“Layoffs” are one of the scariest words in the world of business. The shock, humiliation, anger, and sadness of losing a job, especially if you've worked someplace for a long time, is inevitable. But letting an employee go can be equally as hard for the employer. Unless an employee was laid off for egregious actions or behavior, management teams don't like to hand out a pink slip without transitional support. While letting an employee go is tough for all, hiring managers can soften the blow with these five actions.
Studies show that after a layoff, the best thing an employer can do for an employee is to help ease their transition into a new position. One great way to do this is through corporate headshots Los Angeles. Statistics show that a social media account with a current professional image is 14% more likely to be discovered by a prospective employer or hiring agency. Considering LinkedIn has over 414 million users, and Facebook has more than one billion, that's a lot of people to reach. Even before an interview, a hiring manager will have had a chance to “meet” the individual and form a positive impression.
Use the Right Words
Hearing thoughtful words from an employer during a layoff makes an employee feel better. But it is also advantageous for the company. Today, employees have access to many social media outlets. After a bad experience, they can instantly take to Facebook, LinkedIn, Glassdoor, and other sites to share their frustrations. In seconds, this can cost a company new business or deter new talent. The trick, experts say, is to lead with showing support for an employee and create a sense of goodwill.
Communicate with the Team
A layoff takes a toll on the whole team. Some co-workers will react particularly poorly to the news, disagreements and whole range of feelings are inevitable. This is the time to leave the HR manager's door open for consolation and emotional support, send out a schedule to the whole team and block out individual time proactively.
Prepare for Reactions
For managers, one of the most stressful parts of termination is dealing with strong reactions and emotions. Some companies have hired ambulances and security guards in preparation for an employee's departure.
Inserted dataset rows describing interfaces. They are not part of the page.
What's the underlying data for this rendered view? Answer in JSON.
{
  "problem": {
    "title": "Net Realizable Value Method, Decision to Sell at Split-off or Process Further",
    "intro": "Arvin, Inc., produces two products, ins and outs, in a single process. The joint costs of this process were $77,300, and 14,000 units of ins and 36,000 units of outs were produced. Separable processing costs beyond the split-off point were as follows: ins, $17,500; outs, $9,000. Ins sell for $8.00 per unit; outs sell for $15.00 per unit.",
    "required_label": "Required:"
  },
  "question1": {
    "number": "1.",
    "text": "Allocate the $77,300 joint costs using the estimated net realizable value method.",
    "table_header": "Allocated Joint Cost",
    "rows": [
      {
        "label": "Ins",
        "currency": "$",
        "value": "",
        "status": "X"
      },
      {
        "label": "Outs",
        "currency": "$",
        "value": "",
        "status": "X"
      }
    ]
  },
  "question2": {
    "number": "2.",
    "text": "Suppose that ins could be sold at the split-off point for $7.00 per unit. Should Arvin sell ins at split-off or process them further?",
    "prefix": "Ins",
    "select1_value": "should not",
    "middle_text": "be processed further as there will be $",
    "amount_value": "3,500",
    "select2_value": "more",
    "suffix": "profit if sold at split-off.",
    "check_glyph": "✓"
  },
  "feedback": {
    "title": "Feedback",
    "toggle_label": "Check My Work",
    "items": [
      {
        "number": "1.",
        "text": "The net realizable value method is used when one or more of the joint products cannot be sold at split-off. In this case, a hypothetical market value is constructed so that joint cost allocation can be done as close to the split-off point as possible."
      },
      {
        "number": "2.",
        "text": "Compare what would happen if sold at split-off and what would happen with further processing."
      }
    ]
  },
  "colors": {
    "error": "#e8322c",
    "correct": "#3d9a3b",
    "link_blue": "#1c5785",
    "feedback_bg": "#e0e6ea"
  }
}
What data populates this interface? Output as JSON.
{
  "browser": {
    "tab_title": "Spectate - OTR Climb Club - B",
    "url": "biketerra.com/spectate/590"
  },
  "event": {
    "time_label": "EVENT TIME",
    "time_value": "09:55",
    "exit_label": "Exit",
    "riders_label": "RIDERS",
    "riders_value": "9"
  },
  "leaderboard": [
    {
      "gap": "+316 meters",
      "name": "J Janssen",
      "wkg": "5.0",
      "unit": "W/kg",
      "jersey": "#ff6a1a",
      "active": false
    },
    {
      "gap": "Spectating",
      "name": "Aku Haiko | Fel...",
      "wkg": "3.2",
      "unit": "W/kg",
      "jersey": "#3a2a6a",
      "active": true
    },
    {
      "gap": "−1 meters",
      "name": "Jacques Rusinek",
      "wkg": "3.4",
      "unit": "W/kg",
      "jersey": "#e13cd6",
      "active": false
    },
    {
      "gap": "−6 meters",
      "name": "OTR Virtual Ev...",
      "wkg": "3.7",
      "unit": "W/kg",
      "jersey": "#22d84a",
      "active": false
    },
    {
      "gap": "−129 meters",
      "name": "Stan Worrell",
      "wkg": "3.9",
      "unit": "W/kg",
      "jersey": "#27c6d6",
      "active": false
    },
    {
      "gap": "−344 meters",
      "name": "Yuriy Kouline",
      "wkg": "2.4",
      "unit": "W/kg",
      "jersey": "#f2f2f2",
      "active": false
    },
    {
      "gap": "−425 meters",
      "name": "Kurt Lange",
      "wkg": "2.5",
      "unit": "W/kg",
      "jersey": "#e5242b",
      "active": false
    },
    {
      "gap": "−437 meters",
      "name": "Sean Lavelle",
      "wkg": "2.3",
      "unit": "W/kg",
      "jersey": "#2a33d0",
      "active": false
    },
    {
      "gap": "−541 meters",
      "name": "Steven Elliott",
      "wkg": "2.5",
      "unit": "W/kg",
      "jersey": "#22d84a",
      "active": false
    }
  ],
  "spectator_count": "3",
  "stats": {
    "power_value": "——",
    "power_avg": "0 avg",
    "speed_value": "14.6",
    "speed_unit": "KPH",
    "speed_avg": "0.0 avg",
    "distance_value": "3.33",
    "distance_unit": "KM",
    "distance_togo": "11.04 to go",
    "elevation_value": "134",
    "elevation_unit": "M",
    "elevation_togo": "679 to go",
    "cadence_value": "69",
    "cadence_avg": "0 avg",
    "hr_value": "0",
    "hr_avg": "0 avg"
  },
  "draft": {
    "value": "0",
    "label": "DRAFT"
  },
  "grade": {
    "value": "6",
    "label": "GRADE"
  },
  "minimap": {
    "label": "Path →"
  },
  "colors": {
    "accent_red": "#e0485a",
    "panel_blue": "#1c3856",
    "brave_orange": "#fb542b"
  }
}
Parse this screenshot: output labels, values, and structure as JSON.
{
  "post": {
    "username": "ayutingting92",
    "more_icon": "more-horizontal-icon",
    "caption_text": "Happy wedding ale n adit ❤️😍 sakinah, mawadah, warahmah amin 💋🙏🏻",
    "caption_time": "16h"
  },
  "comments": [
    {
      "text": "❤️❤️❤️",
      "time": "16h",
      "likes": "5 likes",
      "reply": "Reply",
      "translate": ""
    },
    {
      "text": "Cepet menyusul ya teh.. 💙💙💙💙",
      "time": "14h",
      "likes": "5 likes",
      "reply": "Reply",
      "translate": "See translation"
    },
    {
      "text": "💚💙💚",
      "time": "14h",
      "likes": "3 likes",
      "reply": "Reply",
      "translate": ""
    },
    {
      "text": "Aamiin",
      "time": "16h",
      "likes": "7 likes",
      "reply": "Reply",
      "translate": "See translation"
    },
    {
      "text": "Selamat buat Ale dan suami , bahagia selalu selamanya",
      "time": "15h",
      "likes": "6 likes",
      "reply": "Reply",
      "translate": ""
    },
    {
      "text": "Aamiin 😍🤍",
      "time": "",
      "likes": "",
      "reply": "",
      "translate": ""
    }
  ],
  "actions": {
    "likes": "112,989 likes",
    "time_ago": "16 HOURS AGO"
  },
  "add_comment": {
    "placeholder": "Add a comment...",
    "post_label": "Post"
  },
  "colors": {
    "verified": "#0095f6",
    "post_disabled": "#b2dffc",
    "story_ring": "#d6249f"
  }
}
You don't have to be that drastic, but it's a good idea to be prepared for anger, depression, bargaining, and even threats.
Ease the Transition
Seeing an employee storm out of the office is bad for everyone. The employer, therefore, should facilitate a smooth departure. This includes setting a timeline for clearing out an office and telling an employee when he or she can say goodbye to coworkers.
Layoffs are not easy for the employee or employer. Feelings can get hurt on the employee's end, and a bad dismissal can damage a company's reputation. One of the best ways to let an employee go is by helping them transition to a new job. Our affordable business headshots in Los Angeles do just that. Visual assets for marketing are the new front line for HR support. Along with offering mobile services, we have an office in Los Angeles where you can send a transitioning employee for a new start.